Simply put, your mouth is connected to the rest of your body. In fact, many diseases first show symptoms in your mouth. This includes some autoimmune diseases and even HIV. Additionally, you are swallowing the bacteria in your mouth all day, every day. If you have gum disease, this bacteria can be harming more than just your mouth. Bacteria can enter your bloodstream and affect other organs in your body.

Research is emerging every day showing links of bacteria from the mouth contributing to heart disease, increased stroke risk, rheumatoid arthritis, low birth weight and preterm babies, several types of cancers (breast, pancreatic, oral/pharyngeal), Alzheimer’s disease and even the ability to control blood sugar levels in diabetes. Disease and infection in your mouth also increases the risk for pneumonia, low testosterone, prostate disease and kidney disease.

Bottom line: An infection in your mouth leads to problems for the rest of your body.

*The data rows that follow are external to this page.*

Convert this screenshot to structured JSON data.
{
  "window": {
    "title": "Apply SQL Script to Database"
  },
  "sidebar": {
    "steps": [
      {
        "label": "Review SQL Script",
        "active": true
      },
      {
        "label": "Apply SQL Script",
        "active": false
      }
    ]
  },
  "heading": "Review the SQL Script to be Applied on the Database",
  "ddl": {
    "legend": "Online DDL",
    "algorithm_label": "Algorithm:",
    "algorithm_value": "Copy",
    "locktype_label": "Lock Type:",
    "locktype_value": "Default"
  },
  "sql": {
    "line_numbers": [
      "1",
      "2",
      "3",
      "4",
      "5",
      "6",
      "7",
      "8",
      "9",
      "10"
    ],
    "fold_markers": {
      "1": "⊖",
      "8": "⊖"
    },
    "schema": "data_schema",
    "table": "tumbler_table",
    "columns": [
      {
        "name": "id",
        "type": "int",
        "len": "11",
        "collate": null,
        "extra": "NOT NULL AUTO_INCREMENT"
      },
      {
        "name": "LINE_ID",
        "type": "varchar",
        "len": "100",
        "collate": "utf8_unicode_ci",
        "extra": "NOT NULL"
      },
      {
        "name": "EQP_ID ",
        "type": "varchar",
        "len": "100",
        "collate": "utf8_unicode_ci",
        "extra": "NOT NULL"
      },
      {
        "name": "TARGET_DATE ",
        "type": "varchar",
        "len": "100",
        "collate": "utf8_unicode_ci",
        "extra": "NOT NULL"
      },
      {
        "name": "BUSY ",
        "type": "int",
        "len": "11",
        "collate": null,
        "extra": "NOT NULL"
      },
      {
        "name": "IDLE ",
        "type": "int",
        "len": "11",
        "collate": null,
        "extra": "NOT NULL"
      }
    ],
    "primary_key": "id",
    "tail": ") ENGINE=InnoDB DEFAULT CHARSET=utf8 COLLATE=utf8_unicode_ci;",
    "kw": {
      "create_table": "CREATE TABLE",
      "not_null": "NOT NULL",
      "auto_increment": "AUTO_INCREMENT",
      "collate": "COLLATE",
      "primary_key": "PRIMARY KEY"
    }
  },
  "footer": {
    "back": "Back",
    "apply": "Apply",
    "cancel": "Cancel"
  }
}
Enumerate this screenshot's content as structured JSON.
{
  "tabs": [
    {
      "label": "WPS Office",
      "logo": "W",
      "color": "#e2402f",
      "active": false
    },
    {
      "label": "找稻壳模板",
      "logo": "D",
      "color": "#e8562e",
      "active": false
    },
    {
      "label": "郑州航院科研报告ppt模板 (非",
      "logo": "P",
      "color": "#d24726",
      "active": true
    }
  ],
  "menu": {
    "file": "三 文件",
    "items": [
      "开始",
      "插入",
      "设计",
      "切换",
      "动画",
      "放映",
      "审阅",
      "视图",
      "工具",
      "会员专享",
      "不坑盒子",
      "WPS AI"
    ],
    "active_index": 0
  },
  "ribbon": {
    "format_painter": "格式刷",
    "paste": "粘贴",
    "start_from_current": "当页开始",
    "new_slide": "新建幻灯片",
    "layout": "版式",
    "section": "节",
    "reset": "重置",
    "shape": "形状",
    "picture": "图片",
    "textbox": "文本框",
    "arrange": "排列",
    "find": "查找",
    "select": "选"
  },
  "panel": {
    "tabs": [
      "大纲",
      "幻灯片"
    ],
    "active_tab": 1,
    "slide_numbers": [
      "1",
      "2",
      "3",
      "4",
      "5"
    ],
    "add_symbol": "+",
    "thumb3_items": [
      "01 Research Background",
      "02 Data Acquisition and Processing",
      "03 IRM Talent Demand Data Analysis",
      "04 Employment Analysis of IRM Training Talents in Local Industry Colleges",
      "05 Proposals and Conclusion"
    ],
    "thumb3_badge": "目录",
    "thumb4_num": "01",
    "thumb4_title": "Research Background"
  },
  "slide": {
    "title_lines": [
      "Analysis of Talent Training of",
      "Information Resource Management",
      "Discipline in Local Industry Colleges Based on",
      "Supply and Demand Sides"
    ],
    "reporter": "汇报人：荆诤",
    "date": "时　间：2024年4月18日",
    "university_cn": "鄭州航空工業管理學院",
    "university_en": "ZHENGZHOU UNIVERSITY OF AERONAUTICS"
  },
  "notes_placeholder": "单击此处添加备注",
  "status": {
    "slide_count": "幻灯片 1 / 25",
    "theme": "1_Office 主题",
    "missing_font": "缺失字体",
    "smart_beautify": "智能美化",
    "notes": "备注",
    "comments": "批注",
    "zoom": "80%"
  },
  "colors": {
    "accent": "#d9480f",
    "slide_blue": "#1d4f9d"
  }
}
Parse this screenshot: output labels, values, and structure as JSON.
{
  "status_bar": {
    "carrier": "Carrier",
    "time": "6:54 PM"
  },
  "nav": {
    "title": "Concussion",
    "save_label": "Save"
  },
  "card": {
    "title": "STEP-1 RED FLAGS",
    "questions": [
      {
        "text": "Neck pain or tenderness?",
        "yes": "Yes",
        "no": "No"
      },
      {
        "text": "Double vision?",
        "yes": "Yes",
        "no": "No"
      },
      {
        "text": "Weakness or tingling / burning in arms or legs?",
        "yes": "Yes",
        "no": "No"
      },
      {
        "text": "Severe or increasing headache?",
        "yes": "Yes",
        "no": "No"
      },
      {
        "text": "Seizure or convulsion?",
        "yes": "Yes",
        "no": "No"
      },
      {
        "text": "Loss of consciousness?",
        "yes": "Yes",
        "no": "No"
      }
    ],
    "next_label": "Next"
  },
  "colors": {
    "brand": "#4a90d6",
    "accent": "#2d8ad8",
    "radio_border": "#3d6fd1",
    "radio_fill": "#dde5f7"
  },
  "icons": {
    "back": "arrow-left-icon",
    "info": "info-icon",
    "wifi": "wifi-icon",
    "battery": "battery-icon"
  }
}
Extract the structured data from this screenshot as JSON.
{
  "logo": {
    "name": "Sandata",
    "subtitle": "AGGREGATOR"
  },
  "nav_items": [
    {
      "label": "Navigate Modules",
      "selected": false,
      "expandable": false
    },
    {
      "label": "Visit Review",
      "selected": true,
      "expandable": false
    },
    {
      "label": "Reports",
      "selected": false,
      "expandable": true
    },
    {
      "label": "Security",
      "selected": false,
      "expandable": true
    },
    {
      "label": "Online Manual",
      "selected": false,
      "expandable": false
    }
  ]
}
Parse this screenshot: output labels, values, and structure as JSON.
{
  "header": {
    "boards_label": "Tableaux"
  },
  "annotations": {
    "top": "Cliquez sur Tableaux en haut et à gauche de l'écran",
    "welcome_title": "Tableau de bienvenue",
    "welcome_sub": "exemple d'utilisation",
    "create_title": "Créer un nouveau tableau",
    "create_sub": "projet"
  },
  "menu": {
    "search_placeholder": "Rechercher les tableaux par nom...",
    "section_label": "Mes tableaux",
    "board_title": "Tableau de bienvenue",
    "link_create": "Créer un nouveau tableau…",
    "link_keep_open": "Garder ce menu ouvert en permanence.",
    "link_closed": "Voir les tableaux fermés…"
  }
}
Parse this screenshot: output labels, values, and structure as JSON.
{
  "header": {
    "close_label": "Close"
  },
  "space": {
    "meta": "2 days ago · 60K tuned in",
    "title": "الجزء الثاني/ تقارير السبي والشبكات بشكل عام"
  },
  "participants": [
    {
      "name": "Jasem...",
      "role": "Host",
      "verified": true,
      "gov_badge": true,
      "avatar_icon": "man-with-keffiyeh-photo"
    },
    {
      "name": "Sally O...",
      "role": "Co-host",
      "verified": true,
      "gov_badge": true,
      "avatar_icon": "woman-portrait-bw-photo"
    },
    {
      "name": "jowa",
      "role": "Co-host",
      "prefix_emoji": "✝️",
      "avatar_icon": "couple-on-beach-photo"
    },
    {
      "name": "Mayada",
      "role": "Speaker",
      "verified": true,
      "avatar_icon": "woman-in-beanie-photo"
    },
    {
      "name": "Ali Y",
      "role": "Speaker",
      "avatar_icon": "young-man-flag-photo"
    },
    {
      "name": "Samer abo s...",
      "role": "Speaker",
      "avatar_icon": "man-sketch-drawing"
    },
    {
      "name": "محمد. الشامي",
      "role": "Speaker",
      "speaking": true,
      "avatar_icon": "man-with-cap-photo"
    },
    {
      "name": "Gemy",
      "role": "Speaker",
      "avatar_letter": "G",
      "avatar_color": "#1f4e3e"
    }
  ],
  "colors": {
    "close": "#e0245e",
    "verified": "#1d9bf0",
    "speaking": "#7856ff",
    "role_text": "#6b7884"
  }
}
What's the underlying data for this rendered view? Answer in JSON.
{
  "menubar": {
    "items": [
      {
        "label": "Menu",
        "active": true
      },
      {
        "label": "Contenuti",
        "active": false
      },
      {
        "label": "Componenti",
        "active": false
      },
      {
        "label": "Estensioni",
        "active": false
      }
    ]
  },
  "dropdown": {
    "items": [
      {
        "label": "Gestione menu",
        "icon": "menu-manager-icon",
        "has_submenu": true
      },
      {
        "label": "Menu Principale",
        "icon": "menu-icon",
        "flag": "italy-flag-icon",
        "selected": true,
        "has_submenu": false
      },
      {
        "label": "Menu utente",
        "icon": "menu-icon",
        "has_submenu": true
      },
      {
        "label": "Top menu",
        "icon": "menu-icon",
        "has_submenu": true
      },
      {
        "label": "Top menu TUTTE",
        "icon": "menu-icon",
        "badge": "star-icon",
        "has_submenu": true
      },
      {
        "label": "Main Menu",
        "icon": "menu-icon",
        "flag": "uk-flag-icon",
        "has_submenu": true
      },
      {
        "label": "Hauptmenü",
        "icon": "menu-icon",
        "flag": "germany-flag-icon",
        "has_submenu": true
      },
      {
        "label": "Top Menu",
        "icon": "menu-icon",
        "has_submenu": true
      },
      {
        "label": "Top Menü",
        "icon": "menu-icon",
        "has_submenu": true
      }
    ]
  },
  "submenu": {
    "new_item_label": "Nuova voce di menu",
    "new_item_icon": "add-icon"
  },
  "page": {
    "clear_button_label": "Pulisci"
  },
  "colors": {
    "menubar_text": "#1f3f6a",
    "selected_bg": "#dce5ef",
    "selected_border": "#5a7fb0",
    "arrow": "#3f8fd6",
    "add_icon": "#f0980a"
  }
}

Flossing and cleaning between your teeth shouldn’t be an afterthought; the health of your mouth and body depend on it. Be sure to clean your entire mouth and find a method that works best for you.